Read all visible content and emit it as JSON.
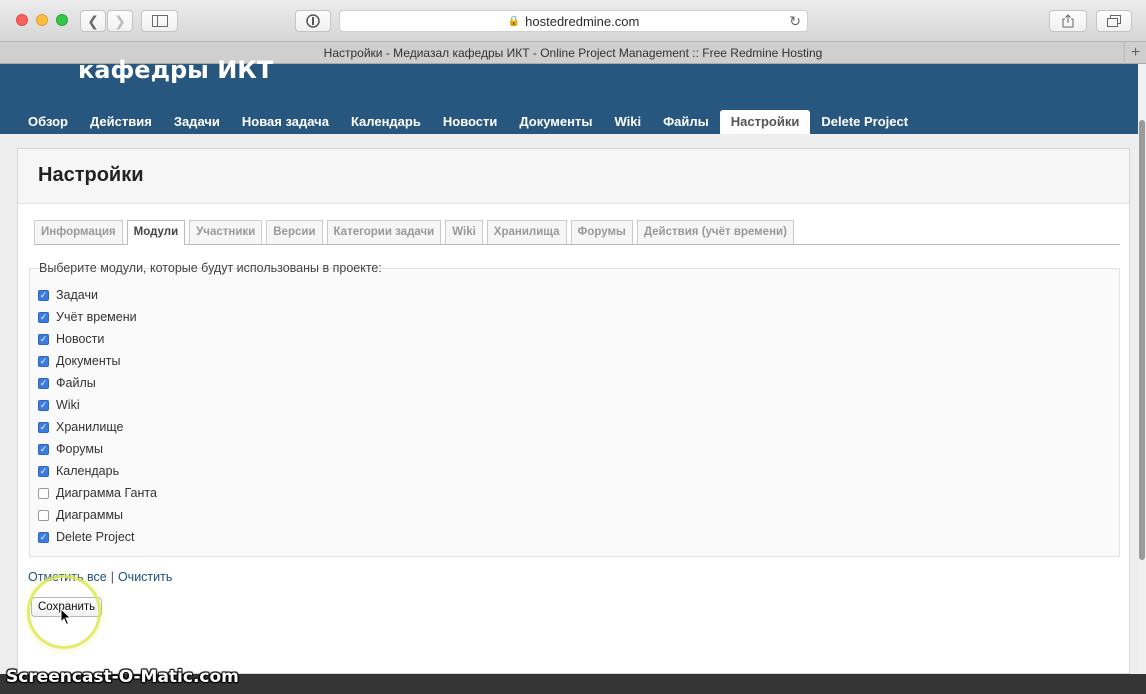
{
  "browser": {
    "address": "hostedredmine.com",
    "tab_title": "Настройки - Медиазал кафедры ИКТ - Online Project Management :: Free Redmine Hosting",
    "new_tab_label": "+"
  },
  "header": {
    "project_title": "кафедры ИКТ",
    "menu": [
      "Обзор",
      "Действия",
      "Задачи",
      "Новая задача",
      "Календарь",
      "Новости",
      "Документы",
      "Wiki",
      "Файлы",
      "Настройки",
      "Delete Project"
    ],
    "selected_menu": "Настройки"
  },
  "page": {
    "title": "Настройки",
    "tabs": [
      "Информация",
      "Модули",
      "Участники",
      "Версии",
      "Категории задачи",
      "Wiki",
      "Хранилища",
      "Форумы",
      "Действия (учёт времени)"
    ],
    "selected_tab": "Модули",
    "legend": "Выберите модули, которые будут использованы в проекте:",
    "modules": [
      {
        "label": "Задачи",
        "checked": true
      },
      {
        "label": "Учёт времени",
        "checked": true
      },
      {
        "label": "Новости",
        "checked": true
      },
      {
        "label": "Документы",
        "checked": true
      },
      {
        "label": "Файлы",
        "checked": true
      },
      {
        "label": "Wiki",
        "checked": true
      },
      {
        "label": "Хранилище",
        "checked": true
      },
      {
        "label": "Форумы",
        "checked": true
      },
      {
        "label": "Календарь",
        "checked": true
      },
      {
        "label": "Диаграмма Ганта",
        "checked": false
      },
      {
        "label": "Диаграммы",
        "checked": false
      },
      {
        "label": "Delete Project",
        "checked": true
      }
    ],
    "check_all": "Отметить все",
    "separator": "|",
    "uncheck_all": "Очистить",
    "save": "Сохранить"
  },
  "watermark": "Screencast-O-Matic.com",
  "colors": {
    "header_bg": "#27577f",
    "checkbox_on": "#3c7ce0",
    "link": "#1c4e7e"
  }
}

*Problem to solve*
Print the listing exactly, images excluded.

*The answer*
Read all visible content and emit it as JSON.
{
  "browser": {
    "address": "hostedredmine.com",
    "tab_title": "Настройки - Медиазал кафедры ИКТ - Online Project Management :: Free Redmine Hosting",
    "new_tab_label": "+"
  },
  "header": {
    "project_title": "кафедры ИКТ",
    "menu": [
      "Обзор",
      "Действия",
      "Задачи",
      "Новая задача",
      "Календарь",
      "Новости",
      "Документы",
      "Wiki",
      "Файлы",
      "Настройки",
      "Delete Project"
    ],
    "selected_menu": "Настройки"
  },
  "page": {
    "title": "Настройки",
    "tabs": [
      "Информация",
      "Модули",
      "Участники",
      "Версии",
      "Категории задачи",
      "Wiki",
      "Хранилища",
      "Форумы",
      "Действия (учёт времени)"
    ],
    "selected_tab": "Модули",
    "legend": "Выберите модули, которые будут использованы в проекте:",
    "modules": [
      {
        "label": "Задачи",
        "checked": true
      },
      {
        "label": "Учёт времени",
        "checked": true
      },
      {
        "label": "Новости",
        "checked": true
      },
      {
        "label": "Документы",
        "checked": true
      },
      {
        "label": "Файлы",
        "checked": true
      },
      {
        "label": "Wiki",
        "checked": true
      },
      {
        "label": "Хранилище",
        "checked": true
      },
      {
        "label": "Форумы",
        "checked": true
      },
      {
        "label": "Календарь",
        "checked": true
      },
      {
        "label": "Диаграмма Ганта",
        "checked": false
      },
      {
        "label": "Диаграммы",
        "checked": false
      },
      {
        "label": "Delete Project",
        "checked": true
      }
    ],
    "check_all": "Отметить все",
    "separator": "|",
    "uncheck_all": "Очистить",
    "save": "Сохранить"
  },
  "watermark": "Screencast-O-Matic.com",
  "colors": {
    "header_bg": "#27577f",
    "checkbox_on": "#3c7ce0",
    "link": "#1c4e7e"
  }
}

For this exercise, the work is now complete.